Kansas Department of Health and Environment
Centers for Disease Control and Prevention
World Health Organization
Many resources are available in languages other than English. Access them from web pages linked above.
This post was written by Londa Nwadike, State Extension Consumer Food Safety Specialist for Kansas and Missouri. It was originally published in September 2016
Handwashing is very important for our health, and is especially important after touching foods that have been contaminated with flood water. Some researchers estimate that handwashing reduces the number of people who get sick with diarrhea by 31%. The following steps should be taken to wash hands properly:
- Wet your hands with clean, running water (warm or cold), turn off the tap and apply soap.
- Lather your hands (including the backs of your hands, between your. fingers, and under your nails) by rubbing them together with the soap.
- Scrub your hands for at least 20 seconds.
- Rinse your hands well under clean, running water.
- Dry your hands using a clean towel or air drying.
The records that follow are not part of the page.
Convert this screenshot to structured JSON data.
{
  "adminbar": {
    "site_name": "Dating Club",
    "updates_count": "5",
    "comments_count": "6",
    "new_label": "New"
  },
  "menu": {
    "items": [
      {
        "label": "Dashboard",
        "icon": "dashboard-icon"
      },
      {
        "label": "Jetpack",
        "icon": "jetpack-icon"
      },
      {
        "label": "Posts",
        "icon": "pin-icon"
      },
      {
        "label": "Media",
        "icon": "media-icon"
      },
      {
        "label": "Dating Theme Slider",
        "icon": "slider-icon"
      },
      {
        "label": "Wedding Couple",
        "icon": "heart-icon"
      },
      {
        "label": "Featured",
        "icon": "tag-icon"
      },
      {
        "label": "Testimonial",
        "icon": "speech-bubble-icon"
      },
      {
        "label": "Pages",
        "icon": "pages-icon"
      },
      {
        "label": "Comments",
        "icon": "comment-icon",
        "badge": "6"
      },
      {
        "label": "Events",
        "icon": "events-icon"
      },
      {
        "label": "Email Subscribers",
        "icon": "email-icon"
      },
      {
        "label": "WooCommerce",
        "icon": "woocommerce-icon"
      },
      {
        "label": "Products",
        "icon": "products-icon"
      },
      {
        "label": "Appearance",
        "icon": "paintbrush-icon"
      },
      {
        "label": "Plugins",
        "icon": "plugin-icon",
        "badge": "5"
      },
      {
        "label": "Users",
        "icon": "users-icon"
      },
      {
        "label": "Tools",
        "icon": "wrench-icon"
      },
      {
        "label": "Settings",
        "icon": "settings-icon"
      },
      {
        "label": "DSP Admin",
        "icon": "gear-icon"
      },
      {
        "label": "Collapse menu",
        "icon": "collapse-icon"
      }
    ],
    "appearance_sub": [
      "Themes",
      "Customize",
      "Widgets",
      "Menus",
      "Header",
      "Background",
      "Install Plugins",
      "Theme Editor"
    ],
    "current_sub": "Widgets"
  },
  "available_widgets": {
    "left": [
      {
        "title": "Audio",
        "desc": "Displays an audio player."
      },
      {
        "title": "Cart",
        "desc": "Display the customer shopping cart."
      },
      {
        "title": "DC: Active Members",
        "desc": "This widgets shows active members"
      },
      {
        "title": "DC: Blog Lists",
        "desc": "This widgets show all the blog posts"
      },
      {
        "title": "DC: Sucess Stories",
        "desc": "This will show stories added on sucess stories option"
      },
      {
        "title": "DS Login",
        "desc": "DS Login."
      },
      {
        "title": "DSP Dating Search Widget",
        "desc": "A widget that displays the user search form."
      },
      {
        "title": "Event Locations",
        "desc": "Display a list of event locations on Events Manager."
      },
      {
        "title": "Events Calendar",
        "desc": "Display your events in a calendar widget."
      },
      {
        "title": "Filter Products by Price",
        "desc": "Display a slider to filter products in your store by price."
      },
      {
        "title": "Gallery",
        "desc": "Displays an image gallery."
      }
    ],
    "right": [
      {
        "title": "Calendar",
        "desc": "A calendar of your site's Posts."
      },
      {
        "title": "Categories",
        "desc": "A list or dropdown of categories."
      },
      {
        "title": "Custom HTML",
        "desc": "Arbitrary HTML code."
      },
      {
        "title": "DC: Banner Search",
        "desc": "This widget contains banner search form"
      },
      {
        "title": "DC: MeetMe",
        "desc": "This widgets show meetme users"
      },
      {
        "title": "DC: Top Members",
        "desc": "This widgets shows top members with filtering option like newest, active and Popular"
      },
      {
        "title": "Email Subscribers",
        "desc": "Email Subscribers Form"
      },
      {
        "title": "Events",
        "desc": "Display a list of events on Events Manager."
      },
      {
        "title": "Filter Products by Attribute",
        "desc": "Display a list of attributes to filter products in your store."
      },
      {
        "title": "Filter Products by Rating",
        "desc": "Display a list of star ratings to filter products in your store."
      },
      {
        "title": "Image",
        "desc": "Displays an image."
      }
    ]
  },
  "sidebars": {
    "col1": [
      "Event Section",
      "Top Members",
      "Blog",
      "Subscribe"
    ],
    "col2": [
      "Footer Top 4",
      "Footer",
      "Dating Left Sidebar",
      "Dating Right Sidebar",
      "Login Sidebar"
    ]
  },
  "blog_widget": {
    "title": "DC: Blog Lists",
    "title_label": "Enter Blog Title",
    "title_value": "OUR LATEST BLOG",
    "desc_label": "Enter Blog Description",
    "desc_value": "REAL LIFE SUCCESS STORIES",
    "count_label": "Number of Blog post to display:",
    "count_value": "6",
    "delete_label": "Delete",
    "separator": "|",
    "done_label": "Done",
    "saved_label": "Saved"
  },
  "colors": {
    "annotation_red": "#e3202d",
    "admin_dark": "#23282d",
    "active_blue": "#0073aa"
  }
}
Making a plan and building a kit are two aspects of being prepared for disasters and emergencies. A third is to save for the unexpected. The challenges of rebuilding our lives after a disaster or other emergency can be smoothed when we have at least some money set aside.
Consider this…If you have a savings account with at least $400 accessible, not only will the “unexpected” only be a minor inconvenience (or a mad dash to grab those concert tickets), but you will have more savings than approximately 60% of Americans.
Don’t have an emergency fund or looking to grow your emergency fund? Take the Kansas Saves Pledge and commit to successfully building an emergency fund of just $500. Embrace the “Start Small and Save Big” mentality.
Since 2007, America Saves Week has been an annual celebration as well as a call to action for Americans to commit to saving successfully. This year, America Saves Week is from February 24 – 29, 2020.